(Input for this task)
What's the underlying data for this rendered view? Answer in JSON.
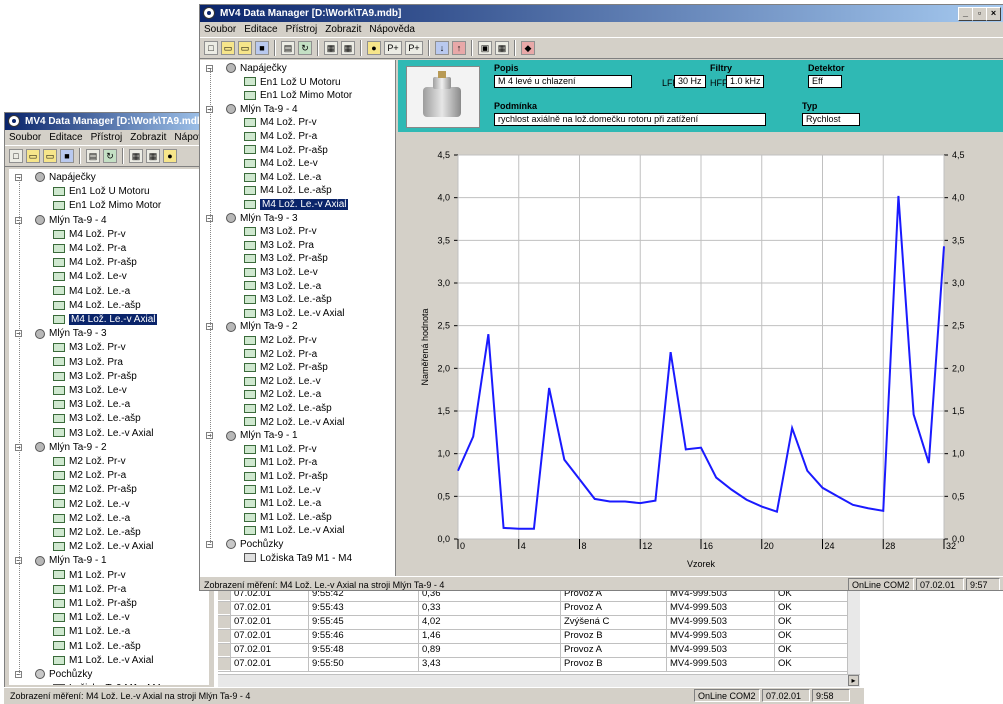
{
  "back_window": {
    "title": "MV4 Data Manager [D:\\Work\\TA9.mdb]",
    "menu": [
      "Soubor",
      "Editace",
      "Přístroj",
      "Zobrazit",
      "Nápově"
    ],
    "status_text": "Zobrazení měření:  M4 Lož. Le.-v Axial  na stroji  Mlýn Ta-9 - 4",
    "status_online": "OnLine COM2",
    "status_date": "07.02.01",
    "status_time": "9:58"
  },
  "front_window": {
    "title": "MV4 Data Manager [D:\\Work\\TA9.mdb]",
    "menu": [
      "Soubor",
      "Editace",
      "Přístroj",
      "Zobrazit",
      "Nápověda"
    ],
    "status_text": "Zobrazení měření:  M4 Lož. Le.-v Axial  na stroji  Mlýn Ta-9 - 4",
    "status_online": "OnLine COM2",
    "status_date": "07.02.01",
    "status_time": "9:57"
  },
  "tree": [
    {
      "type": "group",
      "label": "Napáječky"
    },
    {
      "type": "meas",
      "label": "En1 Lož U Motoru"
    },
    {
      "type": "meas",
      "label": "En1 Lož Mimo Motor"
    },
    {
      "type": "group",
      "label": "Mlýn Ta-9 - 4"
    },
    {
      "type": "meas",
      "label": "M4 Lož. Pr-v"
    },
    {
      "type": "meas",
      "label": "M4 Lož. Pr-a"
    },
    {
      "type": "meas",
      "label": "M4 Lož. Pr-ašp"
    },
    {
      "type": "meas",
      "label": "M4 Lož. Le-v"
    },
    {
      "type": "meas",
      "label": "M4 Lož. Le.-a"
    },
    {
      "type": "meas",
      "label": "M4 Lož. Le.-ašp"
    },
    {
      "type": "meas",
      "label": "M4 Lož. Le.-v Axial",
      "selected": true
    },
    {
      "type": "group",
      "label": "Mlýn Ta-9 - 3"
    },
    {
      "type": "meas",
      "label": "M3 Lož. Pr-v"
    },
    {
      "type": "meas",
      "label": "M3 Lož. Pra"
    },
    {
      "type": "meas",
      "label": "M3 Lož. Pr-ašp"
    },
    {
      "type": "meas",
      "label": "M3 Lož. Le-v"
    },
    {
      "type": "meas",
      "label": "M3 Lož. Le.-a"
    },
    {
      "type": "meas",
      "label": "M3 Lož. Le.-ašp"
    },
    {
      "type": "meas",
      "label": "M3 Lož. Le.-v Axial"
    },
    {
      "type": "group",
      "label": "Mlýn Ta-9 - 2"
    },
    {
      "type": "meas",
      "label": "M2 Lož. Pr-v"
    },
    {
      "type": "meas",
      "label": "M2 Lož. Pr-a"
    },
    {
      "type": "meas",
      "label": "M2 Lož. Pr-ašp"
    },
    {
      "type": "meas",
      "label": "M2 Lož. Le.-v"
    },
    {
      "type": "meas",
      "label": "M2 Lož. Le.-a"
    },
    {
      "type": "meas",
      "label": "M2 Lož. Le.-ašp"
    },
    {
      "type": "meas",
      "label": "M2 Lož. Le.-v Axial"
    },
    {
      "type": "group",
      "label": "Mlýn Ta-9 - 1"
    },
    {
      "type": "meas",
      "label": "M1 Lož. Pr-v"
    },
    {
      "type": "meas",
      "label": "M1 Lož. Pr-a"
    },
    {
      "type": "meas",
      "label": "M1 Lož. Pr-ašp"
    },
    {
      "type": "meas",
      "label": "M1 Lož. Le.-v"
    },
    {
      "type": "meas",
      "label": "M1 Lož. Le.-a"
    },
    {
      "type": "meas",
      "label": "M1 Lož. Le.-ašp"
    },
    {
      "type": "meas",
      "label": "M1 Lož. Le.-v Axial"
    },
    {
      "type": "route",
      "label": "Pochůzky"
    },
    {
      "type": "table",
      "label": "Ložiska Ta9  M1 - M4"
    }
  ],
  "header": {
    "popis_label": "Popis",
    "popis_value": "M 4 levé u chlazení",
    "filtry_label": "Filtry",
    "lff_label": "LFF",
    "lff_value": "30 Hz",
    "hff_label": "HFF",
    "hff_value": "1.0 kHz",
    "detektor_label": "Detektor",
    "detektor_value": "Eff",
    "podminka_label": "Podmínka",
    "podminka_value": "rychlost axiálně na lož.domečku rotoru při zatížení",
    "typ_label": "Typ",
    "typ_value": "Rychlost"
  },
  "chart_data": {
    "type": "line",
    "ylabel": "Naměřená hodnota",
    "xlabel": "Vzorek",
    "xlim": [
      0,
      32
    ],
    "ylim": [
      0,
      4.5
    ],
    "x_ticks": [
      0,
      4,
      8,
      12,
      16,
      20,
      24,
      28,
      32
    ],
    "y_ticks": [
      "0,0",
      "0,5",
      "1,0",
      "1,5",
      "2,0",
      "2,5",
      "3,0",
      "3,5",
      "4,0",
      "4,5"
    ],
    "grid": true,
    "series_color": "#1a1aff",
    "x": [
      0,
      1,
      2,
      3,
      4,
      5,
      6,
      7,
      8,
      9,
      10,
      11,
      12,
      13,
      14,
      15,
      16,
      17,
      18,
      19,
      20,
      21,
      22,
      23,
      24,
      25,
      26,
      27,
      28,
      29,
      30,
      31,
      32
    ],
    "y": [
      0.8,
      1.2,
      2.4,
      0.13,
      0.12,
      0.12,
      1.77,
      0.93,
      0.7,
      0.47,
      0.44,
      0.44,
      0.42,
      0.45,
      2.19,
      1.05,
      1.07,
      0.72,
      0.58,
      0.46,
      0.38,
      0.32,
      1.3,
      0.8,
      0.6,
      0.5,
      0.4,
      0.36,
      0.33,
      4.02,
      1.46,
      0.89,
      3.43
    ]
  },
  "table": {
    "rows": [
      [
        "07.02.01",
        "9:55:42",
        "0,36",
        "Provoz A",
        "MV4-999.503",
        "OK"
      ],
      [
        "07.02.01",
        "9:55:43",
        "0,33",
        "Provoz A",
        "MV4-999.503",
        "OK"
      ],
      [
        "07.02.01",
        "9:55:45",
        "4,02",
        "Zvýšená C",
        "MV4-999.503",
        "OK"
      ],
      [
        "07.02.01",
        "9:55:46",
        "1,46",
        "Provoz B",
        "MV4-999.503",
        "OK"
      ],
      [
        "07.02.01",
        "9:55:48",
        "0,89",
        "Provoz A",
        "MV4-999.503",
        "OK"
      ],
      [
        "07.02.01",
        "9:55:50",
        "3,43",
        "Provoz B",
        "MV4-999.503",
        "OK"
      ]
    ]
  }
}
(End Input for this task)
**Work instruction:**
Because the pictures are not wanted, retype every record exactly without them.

**Task answer:**
What's the underlying data for this rendered view? Answer in JSON.
{
  "back_window": {
    "title": "MV4 Data Manager [D:\\Work\\TA9.mdb]",
    "menu": [
      "Soubor",
      "Editace",
      "Přístroj",
      "Zobrazit",
      "Nápově"
    ],
    "status_text": "Zobrazení měření:  M4 Lož. Le.-v Axial  na stroji  Mlýn Ta-9 - 4",
    "status_online": "OnLine COM2",
    "status_date": "07.02.01",
    "status_time": "9:58"
  },
  "front_window": {
    "title": "MV4 Data Manager [D:\\Work\\TA9.mdb]",
    "menu": [
      "Soubor",
      "Editace",
      "Přístroj",
      "Zobrazit",
      "Nápověda"
    ],
    "status_text": "Zobrazení měření:  M4 Lož. Le.-v Axial  na stroji  Mlýn Ta-9 - 4",
    "status_online": "OnLine COM2",
    "status_date": "07.02.01",
    "status_time": "9:57"
  },
  "tree": [
    {
      "type": "group",
      "label": "Napáječky"
    },
    {
      "type": "meas",
      "label": "En1 Lož U Motoru"
    },
    {
      "type": "meas",
      "label": "En1 Lož Mimo Motor"
    },
    {
      "type": "group",
      "label": "Mlýn Ta-9 - 4"
    },
    {
      "type": "meas",
      "label": "M4 Lož. Pr-v"
    },
    {
      "type": "meas",
      "label": "M4 Lož. Pr-a"
    },
    {
      "type": "meas",
      "label": "M4 Lož. Pr-ašp"
    },
    {
      "type": "meas",
      "label": "M4 Lož. Le-v"
    },
    {
      "type": "meas",
      "label": "M4 Lož. Le.-a"
    },
    {
      "type": "meas",
      "label": "M4 Lož. Le.-ašp"
    },
    {
      "type": "meas",
      "label": "M4 Lož. Le.-v Axial",
      "selected": true
    },
    {
      "type": "group",
      "label": "Mlýn Ta-9 - 3"
    },
    {
      "type": "meas",
      "label": "M3 Lož. Pr-v"
    },
    {
      "type": "meas",
      "label": "M3 Lož. Pra"
    },
    {
      "type": "meas",
      "label": "M3 Lož. Pr-ašp"
    },
    {
      "type": "meas",
      "label": "M3 Lož. Le-v"
    },
    {
      "type": "meas",
      "label": "M3 Lož. Le.-a"
    },
    {
      "type": "meas",
      "label": "M3 Lož. Le.-ašp"
    },
    {
      "type": "meas",
      "label": "M3 Lož. Le.-v Axial"
    },
    {
      "type": "group",
      "label": "Mlýn Ta-9 - 2"
    },
    {
      "type": "meas",
      "label": "M2 Lož. Pr-v"
    },
    {
      "type": "meas",
      "label": "M2 Lož. Pr-a"
    },
    {
      "type": "meas",
      "label": "M2 Lož. Pr-ašp"
    },
    {
      "type": "meas",
      "label": "M2 Lož. Le.-v"
    },
    {
      "type": "meas",
      "label": "M2 Lož. Le.-a"
    },
    {
      "type": "meas",
      "label": "M2 Lož. Le.-ašp"
    },
    {
      "type": "meas",
      "label": "M2 Lož. Le.-v Axial"
    },
    {
      "type": "group",
      "label": "Mlýn Ta-9 - 1"
    },
    {
      "type": "meas",
      "label": "M1 Lož. Pr-v"
    },
    {
      "type": "meas",
      "label": "M1 Lož. Pr-a"
    },
    {
      "type": "meas",
      "label": "M1 Lož. Pr-ašp"
    },
    {
      "type": "meas",
      "label": "M1 Lož. Le.-v"
    },
    {
      "type": "meas",
      "label": "M1 Lož. Le.-a"
    },
    {
      "type": "meas",
      "label": "M1 Lož. Le.-ašp"
    },
    {
      "type": "meas",
      "label": "M1 Lož. Le.-v Axial"
    },
    {
      "type": "route",
      "label": "Pochůzky"
    },
    {
      "type": "table",
      "label": "Ložiska Ta9  M1 - M4"
    }
  ],
  "header": {
    "popis_label": "Popis",
    "popis_value": "M 4 levé u chlazení",
    "filtry_label": "Filtry",
    "lff_label": "LFF",
    "lff_value": "30 Hz",
    "hff_label": "HFF",
    "hff_value": "1.0 kHz",
    "detektor_label": "Detektor",
    "detektor_value": "Eff",
    "podminka_label": "Podmínka",
    "podminka_value": "rychlost axiálně na lož.domečku rotoru při zatížení",
    "typ_label": "Typ",
    "typ_value": "Rychlost"
  },
  "chart_data": {
    "type": "line",
    "ylabel": "Naměřená hodnota",
    "xlabel": "Vzorek",
    "xlim": [
      0,
      32
    ],
    "ylim": [
      0,
      4.5
    ],
    "x_ticks": [
      0,
      4,
      8,
      12,
      16,
      20,
      24,
      28,
      32
    ],
    "y_ticks": [
      "0,0",
      "0,5",
      "1,0",
      "1,5",
      "2,0",
      "2,5",
      "3,0",
      "3,5",
      "4,0",
      "4,5"
    ],
    "grid": true,
    "series_color": "#1a1aff",
    "x": [
      0,
      1,
      2,
      3,
      4,
      5,
      6,
      7,
      8,
      9,
      10,
      11,
      12,
      13,
      14,
      15,
      16,
      17,
      18,
      19,
      20,
      21,
      22,
      23,
      24,
      25,
      26,
      27,
      28,
      29,
      30,
      31,
      32
    ],
    "y": [
      0.8,
      1.2,
      2.4,
      0.13,
      0.12,
      0.12,
      1.77,
      0.93,
      0.7,
      0.47,
      0.44,
      0.44,
      0.42,
      0.45,
      2.19,
      1.05,
      1.07,
      0.72,
      0.58,
      0.46,
      0.38,
      0.32,
      1.3,
      0.8,
      0.6,
      0.5,
      0.4,
      0.36,
      0.33,
      4.02,
      1.46,
      0.89,
      3.43
    ]
  },
  "table": {
    "rows": [
      [
        "07.02.01",
        "9:55:42",
        "0,36",
        "Provoz A",
        "MV4-999.503",
        "OK"
      ],
      [
        "07.02.01",
        "9:55:43",
        "0,33",
        "Provoz A",
        "MV4-999.503",
        "OK"
      ],
      [
        "07.02.01",
        "9:55:45",
        "4,02",
        "Zvýšená C",
        "MV4-999.503",
        "OK"
      ],
      [
        "07.02.01",
        "9:55:46",
        "1,46",
        "Provoz B",
        "MV4-999.503",
        "OK"
      ],
      [
        "07.02.01",
        "9:55:48",
        "0,89",
        "Provoz A",
        "MV4-999.503",
        "OK"
      ],
      [
        "07.02.01",
        "9:55:50",
        "3,43",
        "Provoz B",
        "MV4-999.503",
        "OK"
      ]
    ]
  }
}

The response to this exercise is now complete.